Fidelity: The Fed walks a quantitative tightrope
The quantitative tightening of US financial conditions will inevitably strain parts of the banking system. But it seems this time the Fed has the tools it needs to avoid a widespread near-term squeeze.
Since the start of the year, banks have been shedding excess reserves built on the back of the US Federal Reserve's quantitative easing (QE) program. At the same time balances in the separate reverse repo program (RRP) have continued to grow. As the Fed has moved from easing to tightening, the fall-off in reserves has accelerated rapidly, with total banking reserves declining to $3.1tn today from $4tn at the start of the year.
Against this backdrop, some have begun to question whether the Fed will have to end its quantitative tightening (QT) programme early. We think this is unlikely and that QT should be able to continue for an extended period. But in the near term, QT will probably begin to exert upward pressure on rates in short-term funding markets.
The Fed aims to operate a system with ample reserves balances, one that maintains a decent buffer above what banks consider their least comfortable level of reserves (LCLOR). In the previous tightening cycle of 2015-2018, Fed survey data estimated the LCLOR at around $1tn. However, in September 2019, with reserves at $1.4tn, a sudden and acute shortage of liquidity saw repo levels jump 3.05 per cent over two days. In response, the Fed started a series of emergency repo operations to supply liquidity to the market.
In the face of QT, could money markets face a similar squeeze today? At present, the LCLOR is estimated to be considerably higher than in 2019 with suggestions of around $2tn, so with a buffer it is likely that banks could continue to shed reserves without pressure until we approach the $2.5tn level, or around $600bn lower than present. This could happen as soon as February next year - assuming that QT continues at the new cap of $95bn a month, and also that reserves continue to fall while the RRP stays steady. But what would that mean for markets?

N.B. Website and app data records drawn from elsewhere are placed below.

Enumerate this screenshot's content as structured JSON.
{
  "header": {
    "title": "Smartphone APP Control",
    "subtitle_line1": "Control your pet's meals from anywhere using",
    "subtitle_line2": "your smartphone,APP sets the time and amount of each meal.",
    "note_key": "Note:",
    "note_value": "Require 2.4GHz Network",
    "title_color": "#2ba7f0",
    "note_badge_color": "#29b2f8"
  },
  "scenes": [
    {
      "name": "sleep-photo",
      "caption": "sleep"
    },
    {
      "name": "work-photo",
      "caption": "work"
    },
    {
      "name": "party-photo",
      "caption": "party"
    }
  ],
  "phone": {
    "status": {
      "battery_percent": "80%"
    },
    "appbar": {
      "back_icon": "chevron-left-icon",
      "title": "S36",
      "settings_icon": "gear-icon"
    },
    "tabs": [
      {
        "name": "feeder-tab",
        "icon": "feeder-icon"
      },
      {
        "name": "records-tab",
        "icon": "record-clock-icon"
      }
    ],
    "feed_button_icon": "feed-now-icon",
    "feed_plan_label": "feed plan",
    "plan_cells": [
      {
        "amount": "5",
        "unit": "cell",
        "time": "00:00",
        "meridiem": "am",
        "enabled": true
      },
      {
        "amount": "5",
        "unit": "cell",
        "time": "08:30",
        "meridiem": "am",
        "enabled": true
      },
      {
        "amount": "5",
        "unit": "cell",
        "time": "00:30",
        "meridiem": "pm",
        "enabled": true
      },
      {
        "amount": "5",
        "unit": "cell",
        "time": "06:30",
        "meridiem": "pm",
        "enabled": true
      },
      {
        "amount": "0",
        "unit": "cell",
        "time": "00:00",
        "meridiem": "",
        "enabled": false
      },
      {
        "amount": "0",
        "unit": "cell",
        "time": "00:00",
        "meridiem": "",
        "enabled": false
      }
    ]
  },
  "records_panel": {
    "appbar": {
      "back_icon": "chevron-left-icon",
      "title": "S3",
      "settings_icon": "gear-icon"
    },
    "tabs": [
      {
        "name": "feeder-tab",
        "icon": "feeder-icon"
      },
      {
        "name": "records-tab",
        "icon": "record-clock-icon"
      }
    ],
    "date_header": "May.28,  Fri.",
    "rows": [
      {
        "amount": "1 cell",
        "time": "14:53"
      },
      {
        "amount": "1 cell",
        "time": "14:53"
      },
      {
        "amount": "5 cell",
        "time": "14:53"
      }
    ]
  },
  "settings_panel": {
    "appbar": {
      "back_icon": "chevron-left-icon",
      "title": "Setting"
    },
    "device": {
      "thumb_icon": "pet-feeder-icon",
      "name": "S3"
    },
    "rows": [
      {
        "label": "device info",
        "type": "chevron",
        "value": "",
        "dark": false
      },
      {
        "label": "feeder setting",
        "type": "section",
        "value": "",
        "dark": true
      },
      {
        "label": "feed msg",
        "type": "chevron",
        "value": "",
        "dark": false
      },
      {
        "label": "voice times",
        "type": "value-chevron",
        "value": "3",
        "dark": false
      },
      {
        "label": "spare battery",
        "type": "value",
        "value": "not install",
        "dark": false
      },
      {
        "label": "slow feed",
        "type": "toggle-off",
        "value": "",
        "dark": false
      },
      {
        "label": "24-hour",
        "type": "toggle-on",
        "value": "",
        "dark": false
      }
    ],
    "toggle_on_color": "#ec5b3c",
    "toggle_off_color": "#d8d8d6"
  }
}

When QT takes hold
When banks are over-reserved (as they are at present), it puts pressure on both their leverage ratios and their Global Systemically Important Banks (GSIB) scores. For this reason, they have so far been happy to let reserves fall and not compete for funding in wholesale markets. But as reserves continue to drain and we get towards the buffer levels banks are comfortable with, they will have to start competing for funding in the market. This will in turn raise funding rates in short-term markets, leading to higher repo and Fed Funds rates, wider Libor-OIS spreads (an indication of short-term credit risk) and a rise in the cross-currency basis (another measure of the shortage, or surplus, of dollars in the market). This will be the point at which reserves will stabilise and balances in the reverse repo program begin to fall from their current levels of around $2.2tn. Overall, this is when QT starts to have the maximum effect in tightening financial conditions.
It is possible that RRP balances may prove stickier than anticipated, leading to a continued drain of reserves that in turn puts elevated pressure on funding markets. Will that cause the kind of spike in rates we saw in 2019? We believe it is unlikely. The Fed now has an alternative standing repo facility as a backstop so banks will be able to maintain reserves at desired levels.
Overall, with potentially a further $600bn of reserves and $2.2tn of RRP balances to drain, we think QT can continue through 2024. This will result in greater competition in funding markets and higher short-term rates and spreads going forward. But it won’t happen overnight.